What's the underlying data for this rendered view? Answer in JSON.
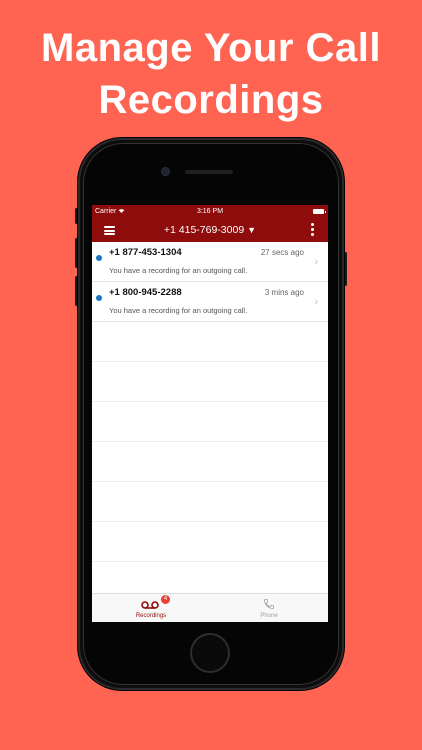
{
  "headline": {
    "line1": "Manage Your Call",
    "line2": "Recordings"
  },
  "colors": {
    "background": "#ff6452",
    "brand": "#8e0c0c",
    "unread_dot": "#1c72c2",
    "badge": "#e84133"
  },
  "status_bar": {
    "carrier": "Carrier",
    "time": "3:16 PM"
  },
  "nav_bar": {
    "title": "+1 415-769-3009",
    "title_caret": "▼",
    "left_icon": "menu-icon",
    "right_icon": "more-vertical-icon"
  },
  "recordings": [
    {
      "number": "+1 877-453-1304",
      "age": "27 secs ago",
      "description": "You have a recording for an outgoing call.",
      "unread": true
    },
    {
      "number": "+1 800-945-2288",
      "age": "3 mins ago",
      "description": "You have a recording for an outgoing call.",
      "unread": true
    }
  ],
  "tab_bar": {
    "tabs": [
      {
        "label": "Recordings",
        "icon": "voicemail-icon",
        "badge": "4",
        "selected": true
      },
      {
        "label": "Phone",
        "icon": "phone-icon",
        "selected": false
      }
    ]
  }
}
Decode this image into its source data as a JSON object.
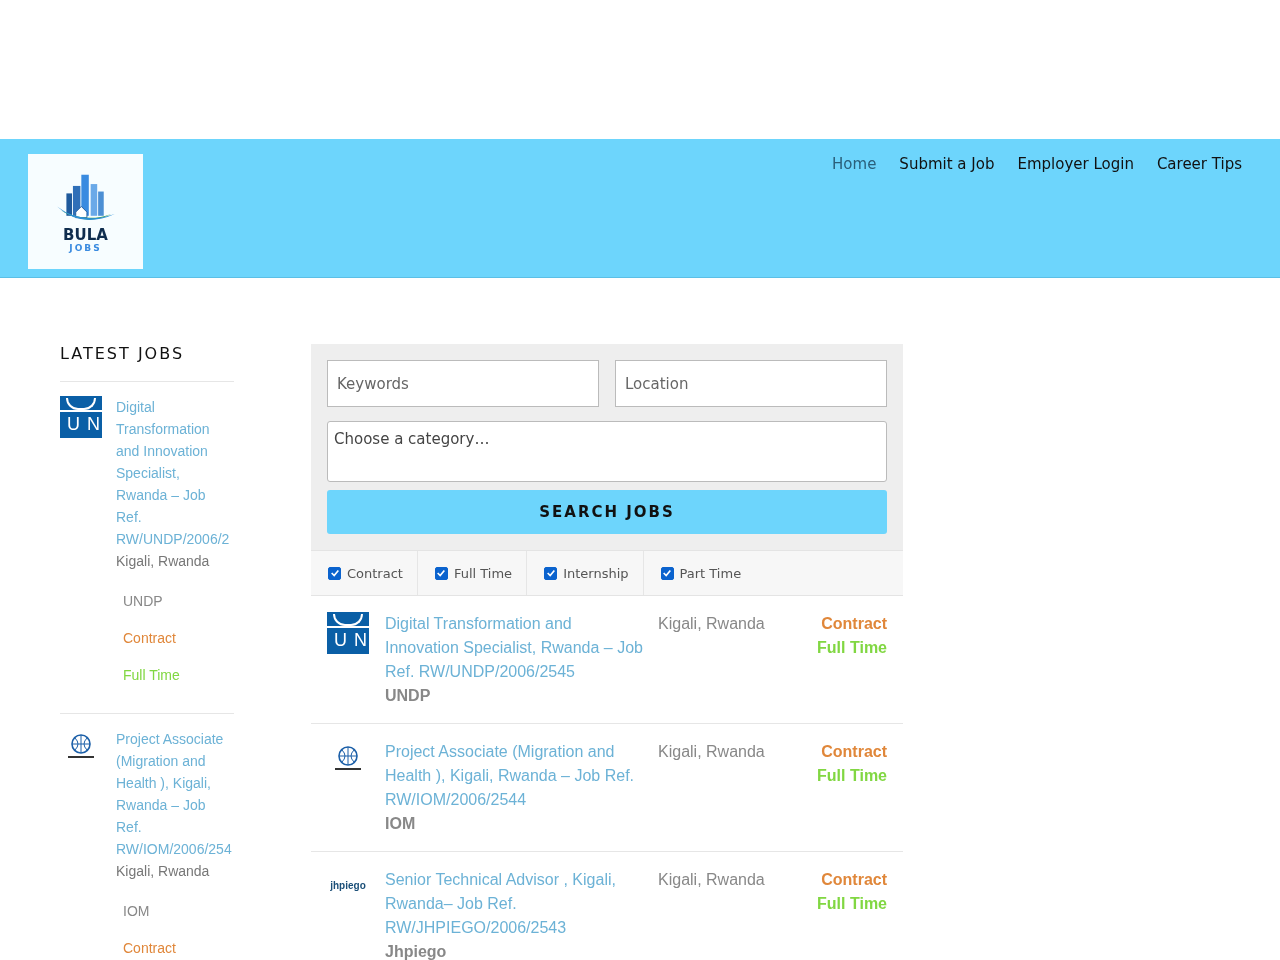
{
  "header": {
    "logo": {
      "name": "BULA",
      "sub": "JOBS"
    },
    "nav": [
      {
        "label": "Home",
        "selected": true
      },
      {
        "label": "Submit a Job",
        "selected": false
      },
      {
        "label": "Employer Login",
        "selected": false
      },
      {
        "label": "Career Tips",
        "selected": false
      }
    ]
  },
  "sidebar": {
    "title": "LATEST JOBS",
    "jobs": [
      {
        "logo": {
          "kind": "un",
          "text": "UN"
        },
        "title": "Digital Transformation and Innovation Specialist, Rwanda – Job Ref. RW/UNDP/2006/2",
        "location": "Kigali, Rwanda",
        "company": "UNDP",
        "types": [
          {
            "label": "Contract",
            "kind": "contract"
          },
          {
            "label": "Full Time",
            "kind": "full-time"
          }
        ]
      },
      {
        "logo": {
          "kind": "iom"
        },
        "title": "Project Associate (Migration and Health ), Kigali, Rwanda – Job Ref. RW/IOM/2006/254",
        "location": "Kigali, Rwanda",
        "company": "IOM",
        "types": [
          {
            "label": "Contract",
            "kind": "contract"
          }
        ]
      }
    ]
  },
  "search": {
    "keywords": {
      "placeholder": "Keywords"
    },
    "location": {
      "placeholder": "Location"
    },
    "category": {
      "placeholder": "Choose a category…"
    },
    "button": "SEARCH JOBS",
    "filters": [
      {
        "label": "Contract",
        "checked": true
      },
      {
        "label": "Full Time",
        "checked": true
      },
      {
        "label": "Internship",
        "checked": true
      },
      {
        "label": "Part Time",
        "checked": true
      }
    ]
  },
  "jobs": [
    {
      "logo": {
        "kind": "un",
        "text": "UN"
      },
      "title": "Digital Transformation and Innovation Specialist, Rwanda – Job Ref. RW/UNDP/2006/2545",
      "company": "UNDP",
      "location": "Kigali, Rwanda",
      "types": [
        {
          "label": "Contract",
          "kind": "contract"
        },
        {
          "label": "Full Time",
          "kind": "full-time"
        }
      ]
    },
    {
      "logo": {
        "kind": "iom"
      },
      "title": "Project Associate (Migration and Health ), Kigali, Rwanda – Job Ref. RW/IOM/2006/2544",
      "company": "IOM",
      "location": "Kigali, Rwanda",
      "types": [
        {
          "label": "Contract",
          "kind": "contract"
        },
        {
          "label": "Full Time",
          "kind": "full-time"
        }
      ]
    },
    {
      "logo": {
        "kind": "jhpiego",
        "text": "jhpiego"
      },
      "title": "Senior Technical Advisor , Kigali, Rwanda– Job Ref. RW/JHPIEGO/2006/2543",
      "company": "Jhpiego",
      "location": "Kigali, Rwanda",
      "types": [
        {
          "label": "Contract",
          "kind": "contract"
        },
        {
          "label": "Full Time",
          "kind": "full-time"
        }
      ]
    }
  ]
}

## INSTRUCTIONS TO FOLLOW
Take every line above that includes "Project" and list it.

## ANSWER AREA
        "title": "Project Associate (Migration and Health ), Kigali, Rwanda – Job Ref. RW/IOM/2006/254",
      "title": "Project Associate (Migration and Health ), Kigali, Rwanda – Job Ref. RW/IOM/2006/2544",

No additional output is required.